A conversation needs to happen between mental health experts and policy people. As in all public health interventions, leaving any perspective out will give an erroneous picture. Mental pathology, especially, is beyond most people’s imagination. The president’s recent rallies, again, are a demonstration of “shared psychosis” or “follie à millions”—madness by the millions—a phenomenon psychiatrists and psychologists have well documented.
Raw Story: What do you make of the president’s racist remarks against House Oversight Committee Chairman Elijah Cummings?
Lee: We have noted that the president’s racist attacks have to do with his racism, certainly, but also reveal what little tolerance he has of oversight and any investigation that would reveal the truth. His attacks on Mr. Cummings thus has a connection to Mr. Coats’ resignation, as it does to former Special Counsel Robert Mueller’s performance last week (I have noted elsewhere why Mr. Mueller’s testimony had the results we predicted:
What we predicted was that Robert Mueller’s testimony would be ineffectual—no matter the method by which it is made… https://t.co/uUPpvz4nZ8— Bandy X Lee, MD, MDiv (@Bandy X Lee, MD, MDiv) 1564095707.0
It also has a connection to his policy of torturing migrant families, his reinstitution of the federal death penalty, and his affinity for autocratic leaders, not in spite of but because of their cruelty. Racism will not only “come out of the shadows” but will turn virulent, as will torture, injustice, and human rights abuses. This is why we stated, at the end of our town hall last week (https://www.washingtonexaminer.com/policy/healthcare/dangerous-to-an-unprecedented-degree-psychiatrists-warn-congress-that-trump-incites-violence), that we cannot further delay containing this president.
We must remember the lead-up to the 2018 election, which produced the worst anti-Semitic attack in U.S. history and the unprecedented political targeting by a pipe bomber. We have had racist presidents in the past, but no recent ones have translated directly into unprecedented hate crimes starting on the morning after election, deadly neo-Nazi rallies, doubling of white supremacist murders during the first year in office, and a new report showing a jump in domestic terrorism that is mostly white nationalist. We have to prepare for the 2020 campaign being much worse.
Raw Story: How can we get more of this known to the general public?
Lee: No expert would dispute the fact that thought reform by controlling information is detrimental to the public’s health and ability to protect its own safety. Yet this is what impaired leaders require and what the American Psychiatric Association responded to when it issued a gag rule that allowed no exceptions or even implementation of the original Goldwater rule. The original Goldwater rule was a mandate to act on behalf of public health to educate about public figures when asked—without diagnosing. The APA under Trump only emphasized the outdated part: that a personal examination is required for diagnosis, when this is no longer true according to research or practice guidelines.

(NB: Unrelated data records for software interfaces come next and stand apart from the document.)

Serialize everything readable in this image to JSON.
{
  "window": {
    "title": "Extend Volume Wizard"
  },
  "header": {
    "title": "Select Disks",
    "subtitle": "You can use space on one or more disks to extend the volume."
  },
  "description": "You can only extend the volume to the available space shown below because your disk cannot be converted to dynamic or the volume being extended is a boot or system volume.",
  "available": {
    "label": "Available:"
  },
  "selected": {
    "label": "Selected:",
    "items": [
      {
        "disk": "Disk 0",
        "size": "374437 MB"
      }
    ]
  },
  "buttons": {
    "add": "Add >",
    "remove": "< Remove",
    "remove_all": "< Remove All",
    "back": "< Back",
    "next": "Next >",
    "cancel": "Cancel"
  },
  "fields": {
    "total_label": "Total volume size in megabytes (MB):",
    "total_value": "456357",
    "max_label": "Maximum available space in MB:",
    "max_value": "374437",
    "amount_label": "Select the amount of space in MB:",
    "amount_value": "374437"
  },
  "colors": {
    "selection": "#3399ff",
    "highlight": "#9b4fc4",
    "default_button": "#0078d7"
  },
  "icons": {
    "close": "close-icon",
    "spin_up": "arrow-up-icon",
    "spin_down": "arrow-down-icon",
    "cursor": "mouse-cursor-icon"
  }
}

The public should demand investigation of the president’s mental capacity. Someone who has a guilty mind—or “mens rea,” as we call it—will be all the more dangerous when also lacking mental capacity. “Just” a guilty mind, for example, may stop short of destroying the world if there were nothing to be gained from it. Someone who lacks mental capacity, on the other hand, may inflate self-image in grotesque ways, more so with more time spent in power, and easily sacrifice national security for it. This is why it is important to know that mental incapacity can coexist with criminal responsibility, and of the two, mental incapacity is the greater national security emergency.